Largest Wind Farm in Minnesota, Associated Transmission Line Completed

December 03, 2007

The biggest wind farm in Minnesota to date, the 205.5-megawatt (MW) Fenton Wind Project, has been constructed in the southwest corner of the state. In addition, a new transmission line has also been completed nearby that is expected to transmit wind energy into the Twin Cities of St. Paul and Minneapolis, near the state's eastern border.

The Fenton Wind Project is composed of 137 General Electric 1.5-MW wind turbines and spans a stretch of farm fields seven miles long and seven miles wide through Murray and Nobles Counties. The wind farm is expected to produce enough energy for more than 66,600 homes. Xcel Energy has signed a 20-year agreement to purchase all energy produced by the Fenton facility.

The project was developed by enXco, the Escondido, California-based subsidiary of the French firm, EDF Energies Nouveilles. The subsidiary will own and operate the project. Mortenson Construction of Minneapolis built the wind farm structures. Financing partners include Union Bank of California, Wells Fargo, GE Energy Financial Services, and New York Life, and Dexia, representing a syndicate of more than 10 banks.

The new transmission line has been dedicated but is subject to final approvals by the Minnesota Independent Transmission System Operator.
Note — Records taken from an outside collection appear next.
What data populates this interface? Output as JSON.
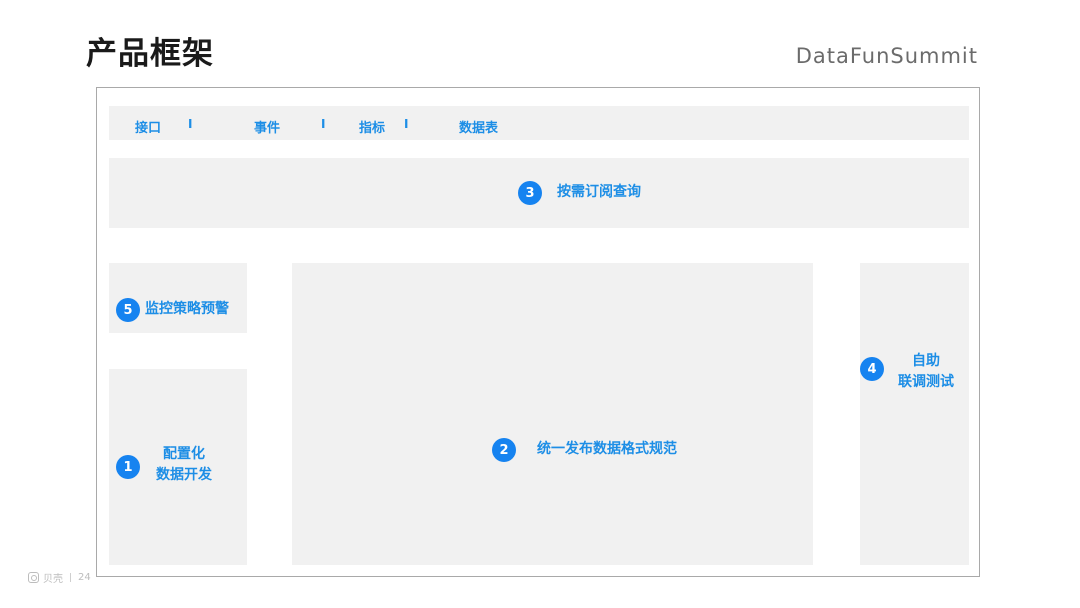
{
  "header": {
    "title": "产品框架",
    "brand": "DataFunSummit"
  },
  "tabs": [
    {
      "label": "接口"
    },
    {
      "label": "事件"
    },
    {
      "label": "指标"
    },
    {
      "label": "数据表"
    }
  ],
  "separator": "I",
  "modules": {
    "subscribe": {
      "number": "3",
      "label": "按需订阅查询"
    },
    "monitor": {
      "number": "5",
      "label": "监控策略预警"
    },
    "config": {
      "number": "1",
      "line1": "配置化",
      "line2": "数据开发"
    },
    "publish": {
      "number": "2",
      "label": "统一发布数据格式规范"
    },
    "testing": {
      "number": "4",
      "line1": "自助",
      "line2": "联调测试"
    }
  },
  "footer": {
    "logo_text": "贝壳",
    "page_number": "24"
  }
}
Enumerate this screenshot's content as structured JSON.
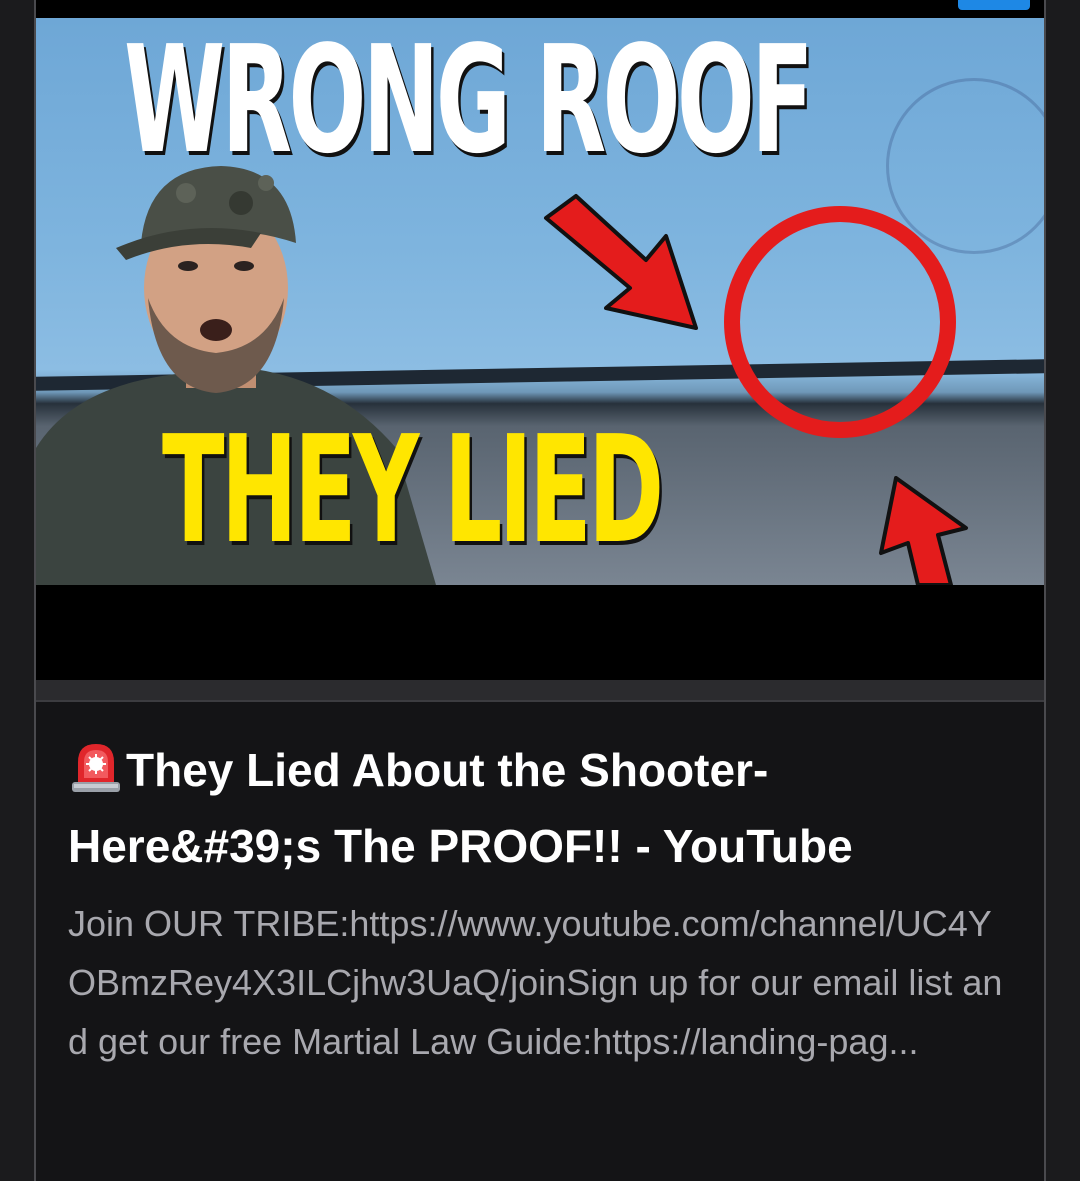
{
  "thumbnail": {
    "headline_top": "WRONG ROOF",
    "headline_bottom": "THEY LIED"
  },
  "link_preview": {
    "title_icon": "siren-icon",
    "title": "They Lied About the Shooter-Here&#39;s The PROOF!! - YouTube",
    "description": "Join OUR TRIBE:https://www.youtube.com/channel/UC4YOBmzRey4X3ILCjhw3UaQ/joinSign up for our email list and get our free Martial Law Guide:https://landing-pag..."
  },
  "colors": {
    "background": "#1b1b1d",
    "card": "#141416",
    "title_text": "#ffffff",
    "description_text": "#a8a8ae",
    "headline_yellow": "#ffe600",
    "arrow_red": "#e41c1c",
    "accent_blue": "#1e88e5"
  }
}
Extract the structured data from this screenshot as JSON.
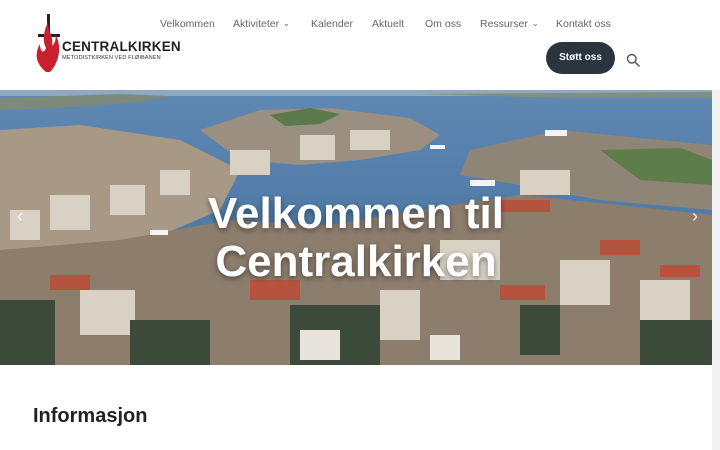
{
  "header": {
    "logo": {
      "name": "CENTRALKIRKEN",
      "subtitle": "METODISTKIRKEN VED FLØIBANEN"
    },
    "nav": [
      {
        "label": "Velkommen",
        "has_dropdown": false
      },
      {
        "label": "Aktiviteter",
        "has_dropdown": true
      },
      {
        "label": "Kalender",
        "has_dropdown": false
      },
      {
        "label": "Aktuelt",
        "has_dropdown": false
      },
      {
        "label": "Om oss",
        "has_dropdown": false
      },
      {
        "label": "Ressurser",
        "has_dropdown": true
      },
      {
        "label": "Kontakt oss",
        "has_dropdown": false
      }
    ],
    "support_button": "Støtt oss",
    "search_icon": "search-icon"
  },
  "hero": {
    "title_line1": "Velkommen til",
    "title_line2": "Centralkirken",
    "prev_icon": "chevron-left-icon",
    "next_icon": "chevron-right-icon"
  },
  "main": {
    "section_title": "Informasjon"
  },
  "colors": {
    "button_bg": "#2b3540",
    "logo_red": "#c8202f",
    "nav_text": "#666666"
  }
}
The Xcel Energy line has a 345-kilovolt (kV) capacity and will transmit power, along with two other 115-kV lines, into the Minnesota high-voltage transmission grid. This configuration will allow delivery of power from the Fenton Wind Farm and other regional wind projects to the Twin Cities.

The new wind farm and transmission line will help Xcel Energy meet a state requirement to obtain 30 percent of its electricity from renewables by 2020.

For more information, see the enXco November 14 news release and the November 16 article in Wind Energy Weekly, published by the American Wind Energy Association.

To read more about renewable energy and energy efficiency projects in Minnesota, see: